» **DIRECTIONS**
Check each line below for the word "team" and give the number of lines that have it, nothing more.
╭─ PROVIDED MATERIAL
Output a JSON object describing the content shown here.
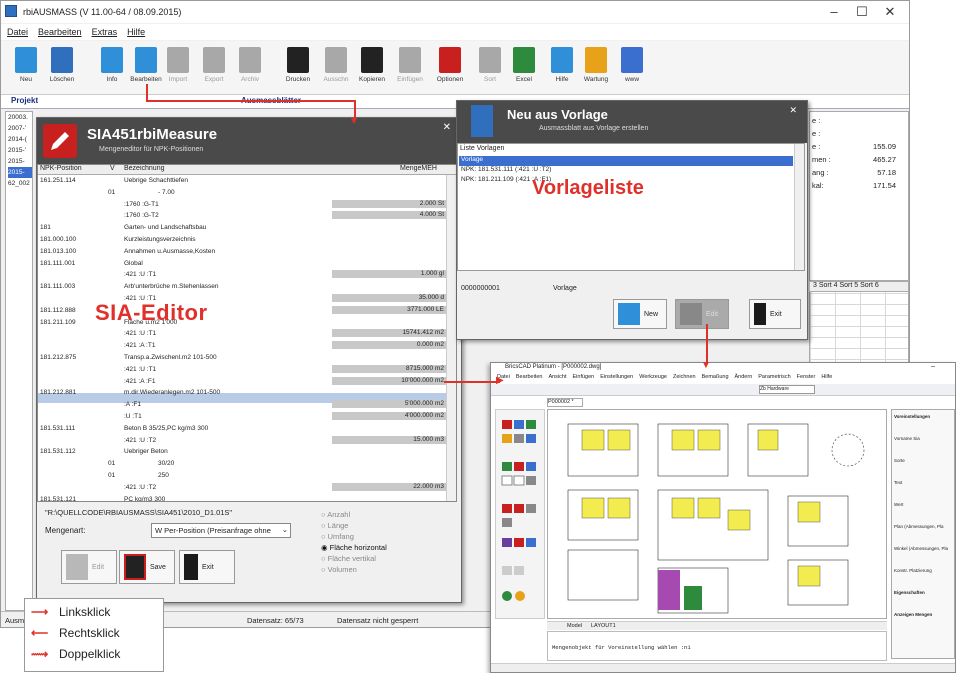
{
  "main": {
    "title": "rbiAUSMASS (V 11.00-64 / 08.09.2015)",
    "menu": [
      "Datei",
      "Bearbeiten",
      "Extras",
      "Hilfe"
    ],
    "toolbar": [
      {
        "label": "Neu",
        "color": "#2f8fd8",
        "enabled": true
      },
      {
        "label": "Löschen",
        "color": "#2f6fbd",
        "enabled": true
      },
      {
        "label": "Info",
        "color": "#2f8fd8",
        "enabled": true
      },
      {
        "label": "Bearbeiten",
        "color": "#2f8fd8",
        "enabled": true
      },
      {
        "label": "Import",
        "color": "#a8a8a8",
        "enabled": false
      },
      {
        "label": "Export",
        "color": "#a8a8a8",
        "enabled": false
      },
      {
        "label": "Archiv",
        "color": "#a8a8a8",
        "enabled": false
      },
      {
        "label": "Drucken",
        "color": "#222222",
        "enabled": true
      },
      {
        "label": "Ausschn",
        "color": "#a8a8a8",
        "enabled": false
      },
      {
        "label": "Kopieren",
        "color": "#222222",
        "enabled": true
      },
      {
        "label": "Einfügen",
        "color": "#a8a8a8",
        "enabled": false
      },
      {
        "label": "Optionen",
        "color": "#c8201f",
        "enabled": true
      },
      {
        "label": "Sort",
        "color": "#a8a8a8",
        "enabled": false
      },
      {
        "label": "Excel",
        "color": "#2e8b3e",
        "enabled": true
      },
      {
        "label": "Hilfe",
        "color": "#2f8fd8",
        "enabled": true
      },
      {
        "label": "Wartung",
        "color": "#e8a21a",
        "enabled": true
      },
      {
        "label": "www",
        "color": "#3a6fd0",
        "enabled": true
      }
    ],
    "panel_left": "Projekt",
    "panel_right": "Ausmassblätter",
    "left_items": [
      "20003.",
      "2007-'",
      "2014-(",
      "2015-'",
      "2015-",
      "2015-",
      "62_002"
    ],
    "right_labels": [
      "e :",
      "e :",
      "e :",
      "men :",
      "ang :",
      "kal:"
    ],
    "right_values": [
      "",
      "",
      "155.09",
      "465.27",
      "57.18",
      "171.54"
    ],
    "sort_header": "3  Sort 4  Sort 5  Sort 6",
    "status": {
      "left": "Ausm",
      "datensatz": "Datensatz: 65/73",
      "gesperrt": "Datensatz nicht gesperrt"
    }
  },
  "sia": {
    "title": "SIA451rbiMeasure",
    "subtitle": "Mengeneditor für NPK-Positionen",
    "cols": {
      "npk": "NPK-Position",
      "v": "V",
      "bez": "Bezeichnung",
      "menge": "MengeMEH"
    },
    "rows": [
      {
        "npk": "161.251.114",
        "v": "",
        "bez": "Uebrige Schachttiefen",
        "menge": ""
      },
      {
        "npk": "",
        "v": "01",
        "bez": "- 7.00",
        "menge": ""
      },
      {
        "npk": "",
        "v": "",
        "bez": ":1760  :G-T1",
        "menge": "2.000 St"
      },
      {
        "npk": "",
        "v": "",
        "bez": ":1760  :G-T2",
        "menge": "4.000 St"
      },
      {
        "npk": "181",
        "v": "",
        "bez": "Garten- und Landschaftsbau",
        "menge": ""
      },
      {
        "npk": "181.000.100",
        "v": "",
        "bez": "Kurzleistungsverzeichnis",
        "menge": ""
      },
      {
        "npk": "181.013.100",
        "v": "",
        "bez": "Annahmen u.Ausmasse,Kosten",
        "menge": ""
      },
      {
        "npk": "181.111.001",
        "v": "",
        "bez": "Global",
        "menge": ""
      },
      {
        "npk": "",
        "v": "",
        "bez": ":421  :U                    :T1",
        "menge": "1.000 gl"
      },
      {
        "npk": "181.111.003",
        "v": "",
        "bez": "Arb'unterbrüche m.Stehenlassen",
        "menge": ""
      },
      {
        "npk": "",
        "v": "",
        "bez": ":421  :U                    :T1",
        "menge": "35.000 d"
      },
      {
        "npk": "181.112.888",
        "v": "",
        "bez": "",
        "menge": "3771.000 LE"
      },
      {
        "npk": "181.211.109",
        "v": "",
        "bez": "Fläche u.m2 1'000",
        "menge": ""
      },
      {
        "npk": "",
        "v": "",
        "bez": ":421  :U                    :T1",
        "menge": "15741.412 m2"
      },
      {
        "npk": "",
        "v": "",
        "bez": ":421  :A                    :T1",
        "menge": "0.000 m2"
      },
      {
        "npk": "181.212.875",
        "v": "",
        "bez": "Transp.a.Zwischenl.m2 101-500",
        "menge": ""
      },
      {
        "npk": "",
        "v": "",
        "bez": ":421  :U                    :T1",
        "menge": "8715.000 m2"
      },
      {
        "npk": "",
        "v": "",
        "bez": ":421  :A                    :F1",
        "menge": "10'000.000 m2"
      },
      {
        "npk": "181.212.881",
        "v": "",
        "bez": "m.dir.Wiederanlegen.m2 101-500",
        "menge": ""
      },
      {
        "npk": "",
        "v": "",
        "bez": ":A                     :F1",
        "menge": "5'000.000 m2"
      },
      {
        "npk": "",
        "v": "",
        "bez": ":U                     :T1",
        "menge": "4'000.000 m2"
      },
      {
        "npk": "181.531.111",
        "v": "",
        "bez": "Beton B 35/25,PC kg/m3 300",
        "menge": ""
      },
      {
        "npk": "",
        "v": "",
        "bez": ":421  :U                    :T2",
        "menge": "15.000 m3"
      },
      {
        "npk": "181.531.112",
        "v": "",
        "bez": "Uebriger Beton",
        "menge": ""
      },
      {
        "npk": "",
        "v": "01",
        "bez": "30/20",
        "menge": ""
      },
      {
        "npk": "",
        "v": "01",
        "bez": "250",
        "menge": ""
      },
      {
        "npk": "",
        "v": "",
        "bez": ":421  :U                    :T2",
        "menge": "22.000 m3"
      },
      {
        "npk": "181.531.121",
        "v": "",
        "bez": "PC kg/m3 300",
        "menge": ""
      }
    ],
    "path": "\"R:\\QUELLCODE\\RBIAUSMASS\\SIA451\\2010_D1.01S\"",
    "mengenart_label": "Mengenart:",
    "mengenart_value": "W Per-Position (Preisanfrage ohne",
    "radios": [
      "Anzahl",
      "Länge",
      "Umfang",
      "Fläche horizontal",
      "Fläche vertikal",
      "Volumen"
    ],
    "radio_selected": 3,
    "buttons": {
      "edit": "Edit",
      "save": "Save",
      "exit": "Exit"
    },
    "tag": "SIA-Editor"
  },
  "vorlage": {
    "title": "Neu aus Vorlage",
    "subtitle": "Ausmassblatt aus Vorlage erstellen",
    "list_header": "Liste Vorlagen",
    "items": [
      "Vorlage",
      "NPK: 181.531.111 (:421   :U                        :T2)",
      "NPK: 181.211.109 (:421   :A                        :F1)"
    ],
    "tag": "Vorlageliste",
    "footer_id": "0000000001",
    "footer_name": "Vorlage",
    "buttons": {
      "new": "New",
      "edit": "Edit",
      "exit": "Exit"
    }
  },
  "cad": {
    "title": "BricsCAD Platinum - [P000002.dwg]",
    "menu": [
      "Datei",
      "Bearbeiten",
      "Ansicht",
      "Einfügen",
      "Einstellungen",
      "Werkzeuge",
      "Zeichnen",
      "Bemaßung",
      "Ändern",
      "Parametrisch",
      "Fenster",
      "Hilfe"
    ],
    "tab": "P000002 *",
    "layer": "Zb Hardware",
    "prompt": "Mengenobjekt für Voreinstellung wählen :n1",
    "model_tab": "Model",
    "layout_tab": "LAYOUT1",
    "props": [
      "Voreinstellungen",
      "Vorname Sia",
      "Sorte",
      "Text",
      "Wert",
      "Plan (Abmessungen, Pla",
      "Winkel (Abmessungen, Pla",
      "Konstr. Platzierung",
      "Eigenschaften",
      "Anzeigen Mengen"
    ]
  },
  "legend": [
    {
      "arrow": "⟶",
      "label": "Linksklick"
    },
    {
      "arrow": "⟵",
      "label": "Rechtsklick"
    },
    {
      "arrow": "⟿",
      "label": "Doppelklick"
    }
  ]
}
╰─
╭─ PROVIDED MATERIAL
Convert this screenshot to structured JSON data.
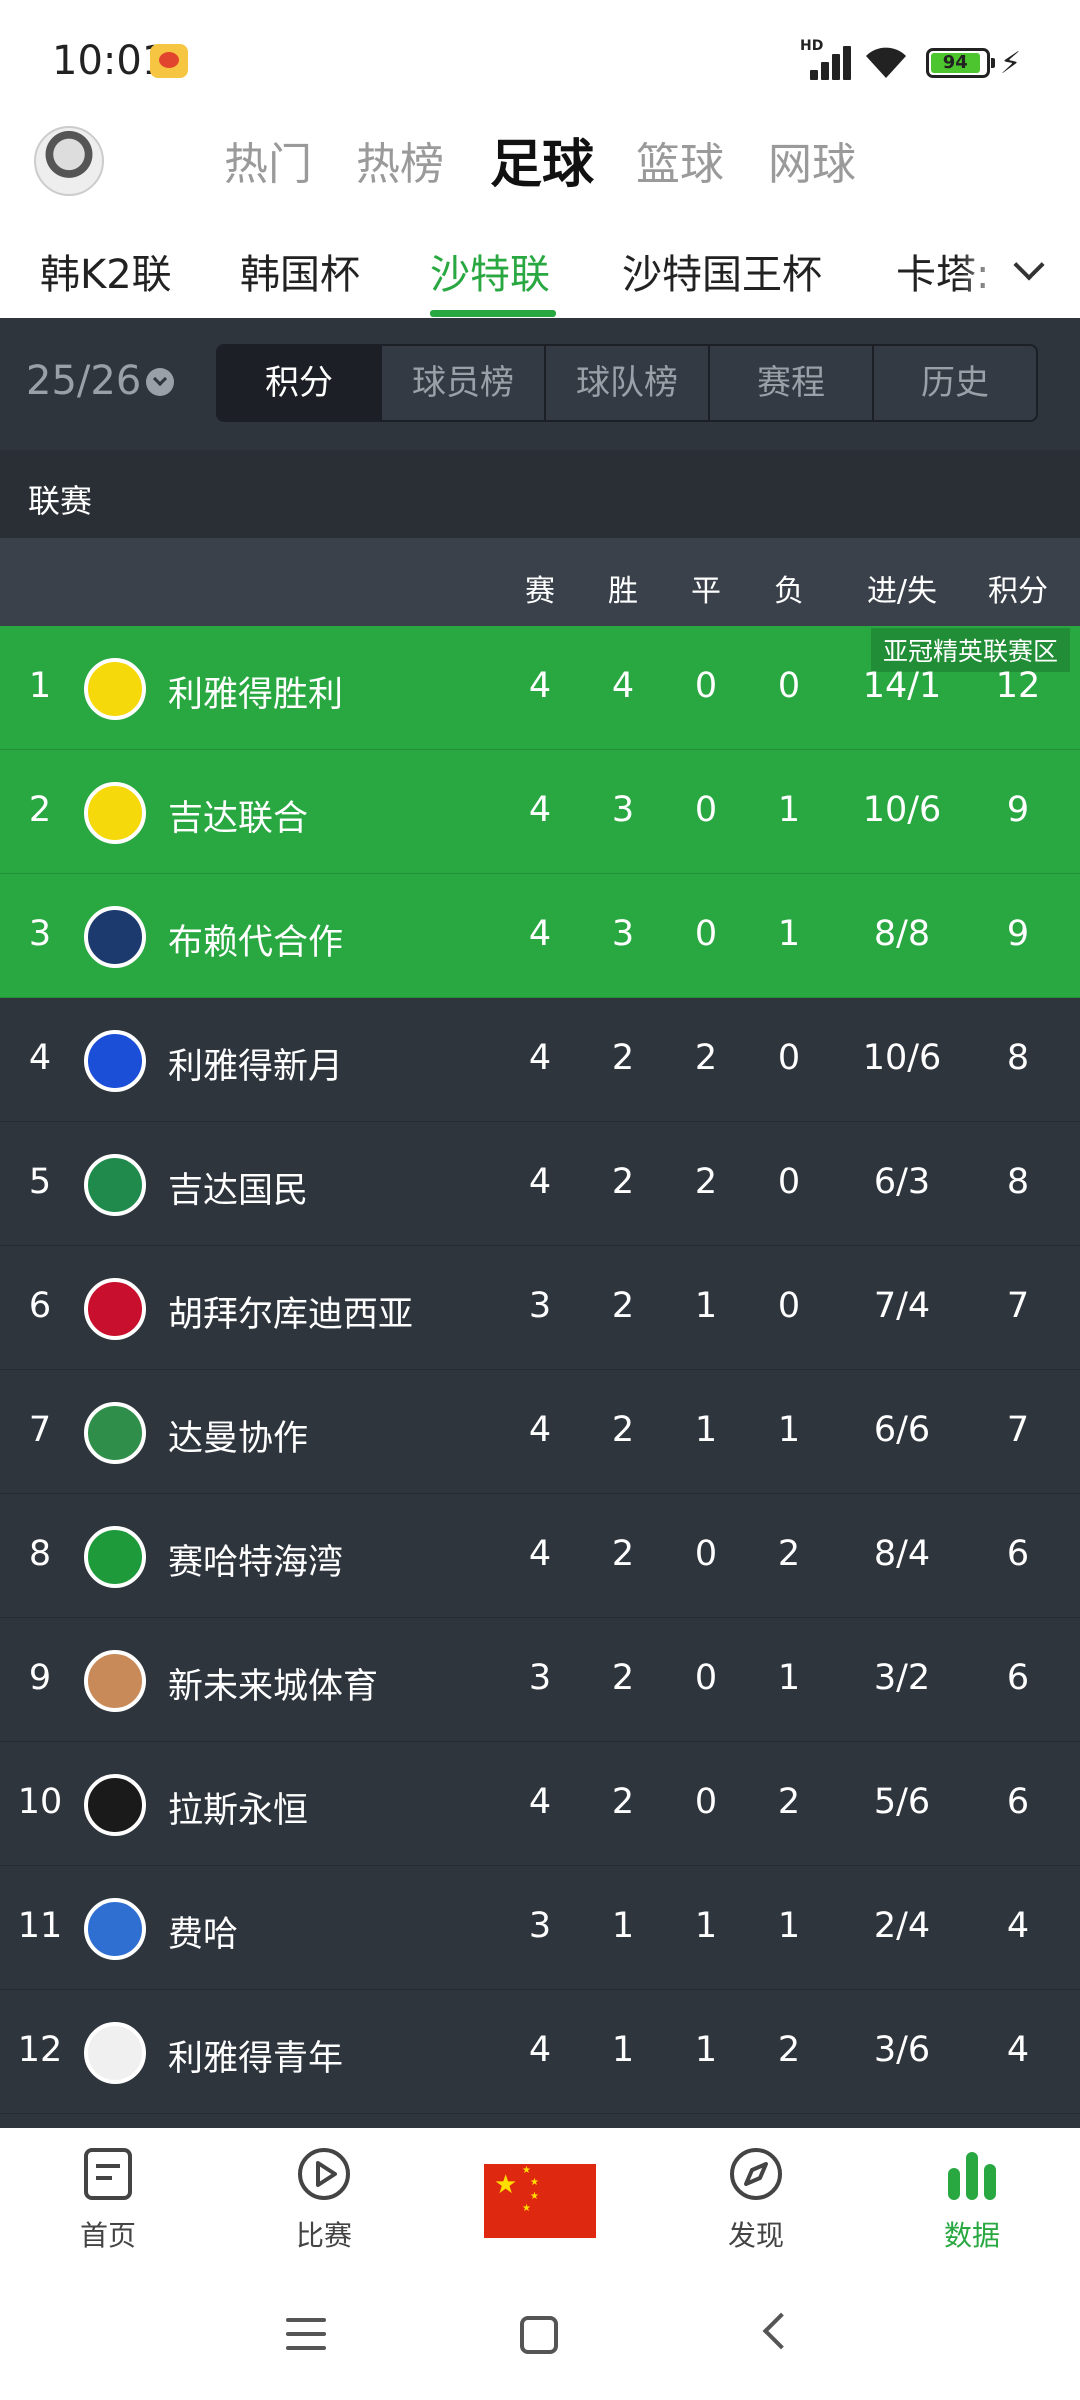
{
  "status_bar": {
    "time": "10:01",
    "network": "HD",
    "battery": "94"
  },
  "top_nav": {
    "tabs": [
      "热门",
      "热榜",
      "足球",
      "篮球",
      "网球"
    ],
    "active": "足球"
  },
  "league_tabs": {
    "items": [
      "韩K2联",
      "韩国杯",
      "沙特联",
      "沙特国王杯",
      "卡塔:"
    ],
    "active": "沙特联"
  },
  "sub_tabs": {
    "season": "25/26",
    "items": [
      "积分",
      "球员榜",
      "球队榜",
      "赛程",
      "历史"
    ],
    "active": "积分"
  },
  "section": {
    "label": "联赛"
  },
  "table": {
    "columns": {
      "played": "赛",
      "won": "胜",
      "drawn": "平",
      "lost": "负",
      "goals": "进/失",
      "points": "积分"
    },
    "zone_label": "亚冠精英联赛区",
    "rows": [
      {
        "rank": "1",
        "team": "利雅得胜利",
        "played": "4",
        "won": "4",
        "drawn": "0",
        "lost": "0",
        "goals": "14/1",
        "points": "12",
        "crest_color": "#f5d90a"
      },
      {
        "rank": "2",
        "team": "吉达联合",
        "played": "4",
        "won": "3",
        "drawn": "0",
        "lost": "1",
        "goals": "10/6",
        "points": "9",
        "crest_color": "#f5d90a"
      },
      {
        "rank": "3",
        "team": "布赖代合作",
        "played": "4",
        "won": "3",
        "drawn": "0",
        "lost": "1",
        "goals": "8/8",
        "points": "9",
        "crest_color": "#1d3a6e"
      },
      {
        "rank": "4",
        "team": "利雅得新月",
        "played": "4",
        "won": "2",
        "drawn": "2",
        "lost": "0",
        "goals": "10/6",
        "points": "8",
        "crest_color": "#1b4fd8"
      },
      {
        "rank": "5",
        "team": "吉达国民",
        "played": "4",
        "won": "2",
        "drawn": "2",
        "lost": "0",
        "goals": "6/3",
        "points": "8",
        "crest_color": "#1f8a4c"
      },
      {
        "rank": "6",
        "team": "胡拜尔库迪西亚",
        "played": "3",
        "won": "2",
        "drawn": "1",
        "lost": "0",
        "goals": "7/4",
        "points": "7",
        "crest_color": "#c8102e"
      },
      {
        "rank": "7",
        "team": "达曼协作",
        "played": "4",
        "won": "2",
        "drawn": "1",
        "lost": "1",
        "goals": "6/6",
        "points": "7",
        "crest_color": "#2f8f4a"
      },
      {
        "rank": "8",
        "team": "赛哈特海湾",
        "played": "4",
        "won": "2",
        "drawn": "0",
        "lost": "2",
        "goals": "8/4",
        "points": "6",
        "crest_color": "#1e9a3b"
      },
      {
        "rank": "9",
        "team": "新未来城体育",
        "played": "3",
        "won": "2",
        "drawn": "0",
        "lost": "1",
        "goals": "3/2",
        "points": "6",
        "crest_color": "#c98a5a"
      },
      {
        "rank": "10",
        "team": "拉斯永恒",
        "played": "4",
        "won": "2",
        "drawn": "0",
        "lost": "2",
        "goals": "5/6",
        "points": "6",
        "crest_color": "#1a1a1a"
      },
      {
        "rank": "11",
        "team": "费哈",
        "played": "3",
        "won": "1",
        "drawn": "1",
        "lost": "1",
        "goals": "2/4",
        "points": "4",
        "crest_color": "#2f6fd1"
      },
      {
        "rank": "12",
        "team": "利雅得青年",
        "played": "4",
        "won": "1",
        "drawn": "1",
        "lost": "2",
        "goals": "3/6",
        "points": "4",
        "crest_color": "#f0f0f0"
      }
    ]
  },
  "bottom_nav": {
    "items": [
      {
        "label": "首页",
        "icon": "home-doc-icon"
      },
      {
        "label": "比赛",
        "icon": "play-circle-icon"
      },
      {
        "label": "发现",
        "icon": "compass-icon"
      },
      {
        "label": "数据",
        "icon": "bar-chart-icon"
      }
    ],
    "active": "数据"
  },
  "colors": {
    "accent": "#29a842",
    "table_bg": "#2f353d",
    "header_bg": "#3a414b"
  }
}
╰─
» **ANSWER BOX**
12